Even the captain himself wasn’t spared, with Moore donning a shower cap to play the follickly-challenged Dane. Said Bjorn: “You have got to laugh at yourself. … It might be one or two [players] found a few truths about the way people look at them.”

Moore isn’t a natural. He’ll spend days and sometimes weeks listening to interviews of players and studying their mannerisms in an effort to perfect his marks. He’s so committed to the cause that he deleted all the music off his phone (too much of a distraction) and replaced it with interviews of golfers.

Some impressions come more easily than others: Fleetwood, who sounds like one of the Beatles, required less work. Phil Mickelson, on the other hand, has been a bear to master.

“I don’t know why,” Moore said on a sun-splashed Thursday afternoon at Le Golf National. He was wearing a stylish paisley shirt, untucked, and on his way to a dinner date in downtown Paris with Nick Faldo (yes, Moore does Sir Nick, too). “I thought he’d be easy with his California accent, but he’s quite nasally. Tiger took me a while but I immersed myself in Tiger for four straight days, and I think I’m going to have to do the same with Phil. He’s a brilliant character, so I’ll be disappointed in myself if I don’t get Phil.”
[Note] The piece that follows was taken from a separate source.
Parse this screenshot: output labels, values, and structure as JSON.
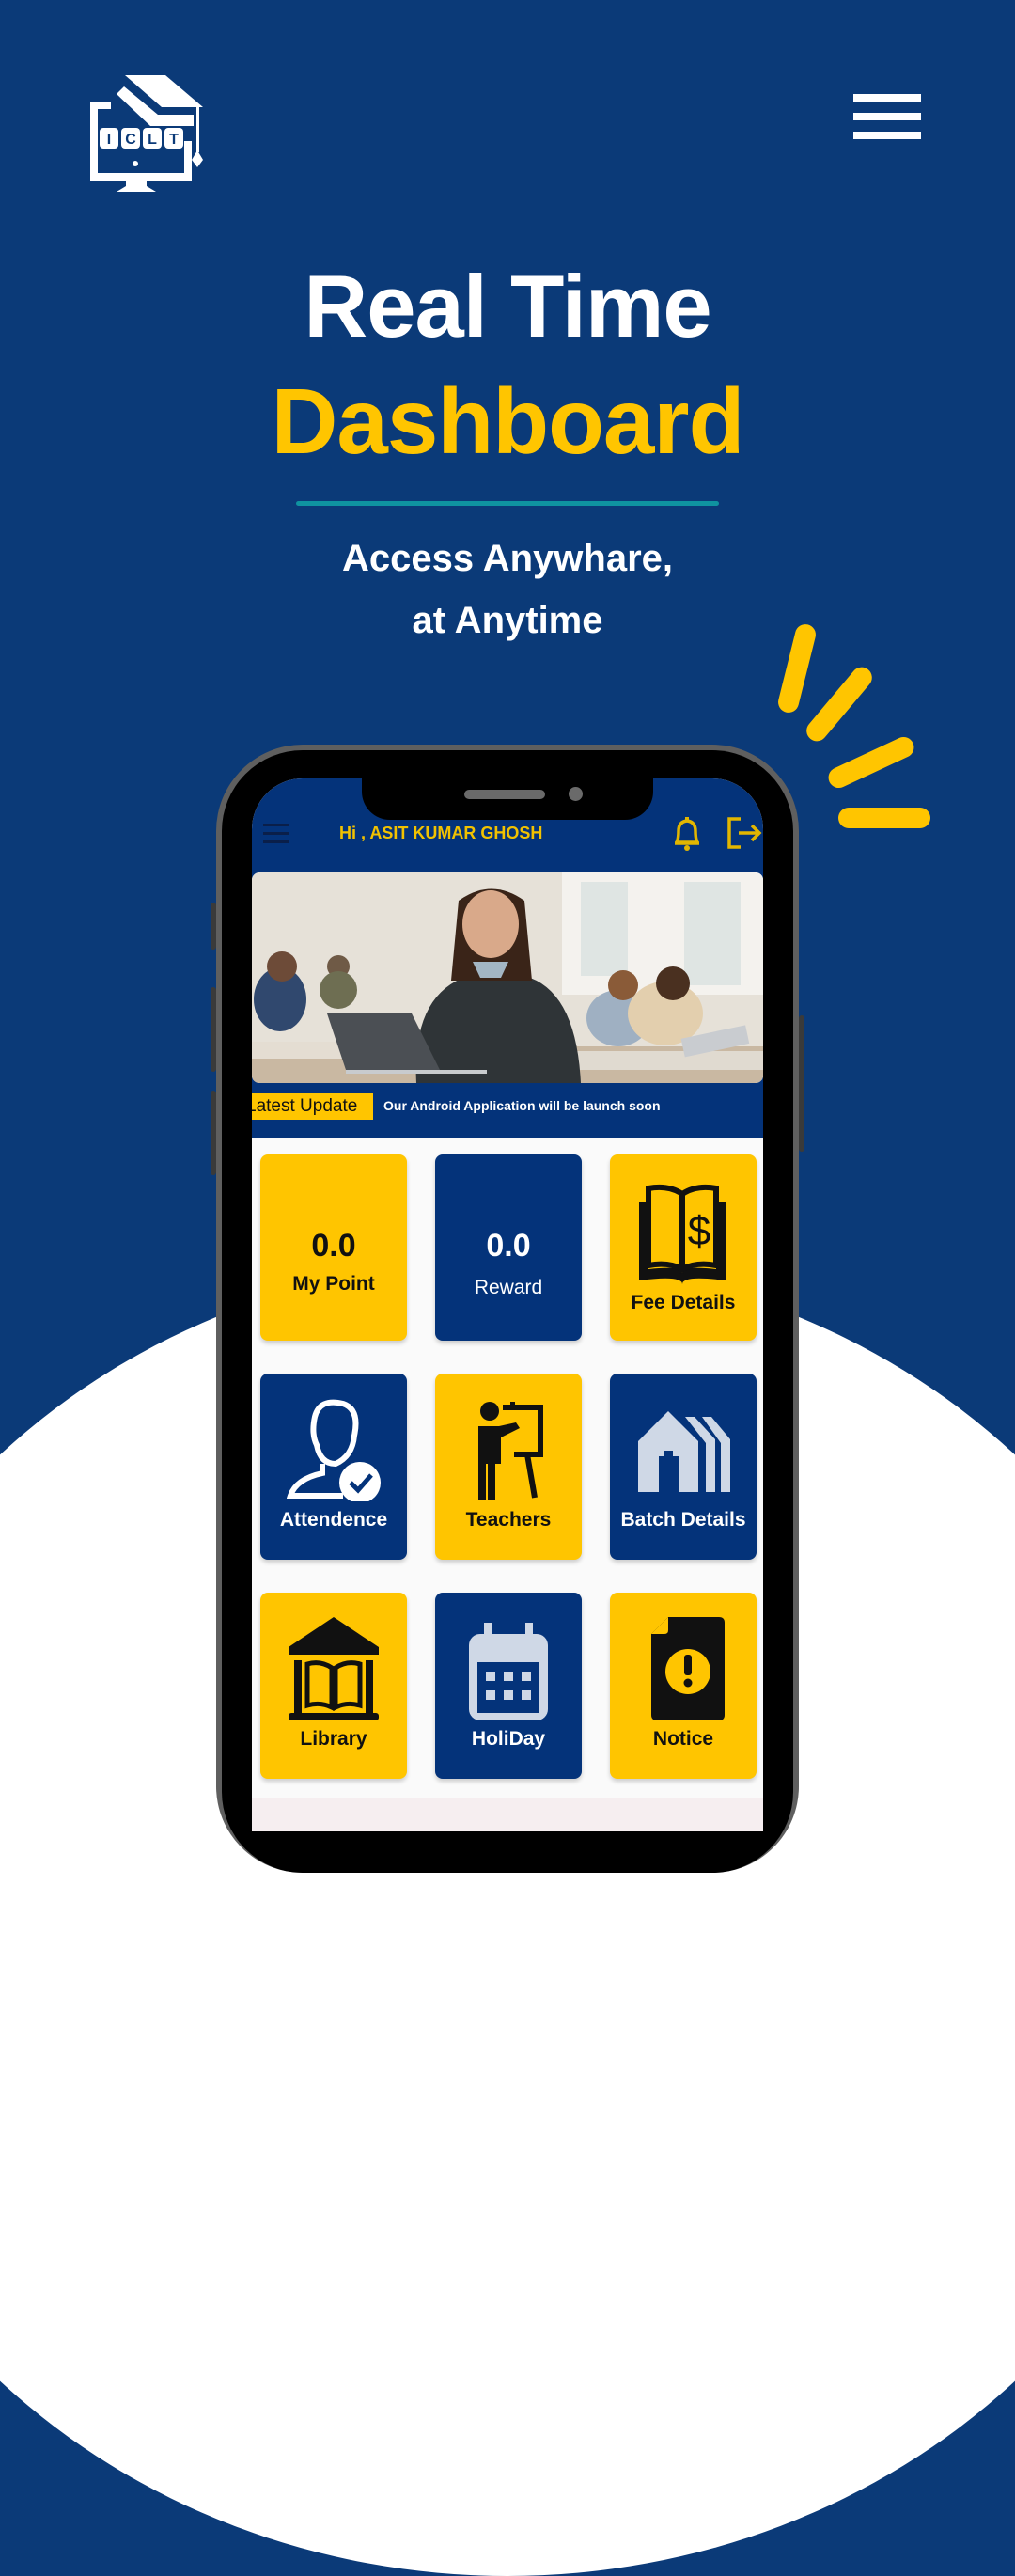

Moore was a class clown growing up in Mullingar, Ireland, about an hour’s drive west of Dublin (his father is the captain of Mullingar Golf Club, where Moore has done some gigs). He enjoyed making his friends and two brothers laugh and was the star of family skits during the holidays. His impressions started garnering attention when he partnered with the Irish comedy site, but it wasn’t until late last year that he began impersonating golfers, largely because no one else was.

“Tiger Woods is the most famous athlete in the world and no one does him,” Moore said. (Which isn’t to say Woods is easy to do. “A lot of Tiger is in his mouth,” Moore said. “His lower jaw barely moves.”)

Moore is spending this week making funnies for the Golf Channel and otherwise enjoying his time in the French sunshine. Fans regularly approach him and ask him to do Poulter, or Tiger, or Sergio, and he’s happy to accommodate them. He says he’s received only positive feedback from the players.

“None of it is intended to be mean; it’s all light-hearted,” he said. “I just take an inflection and go with it. It’s not really them, it’s just a caricature of them, a funny version. That’s how I see it.”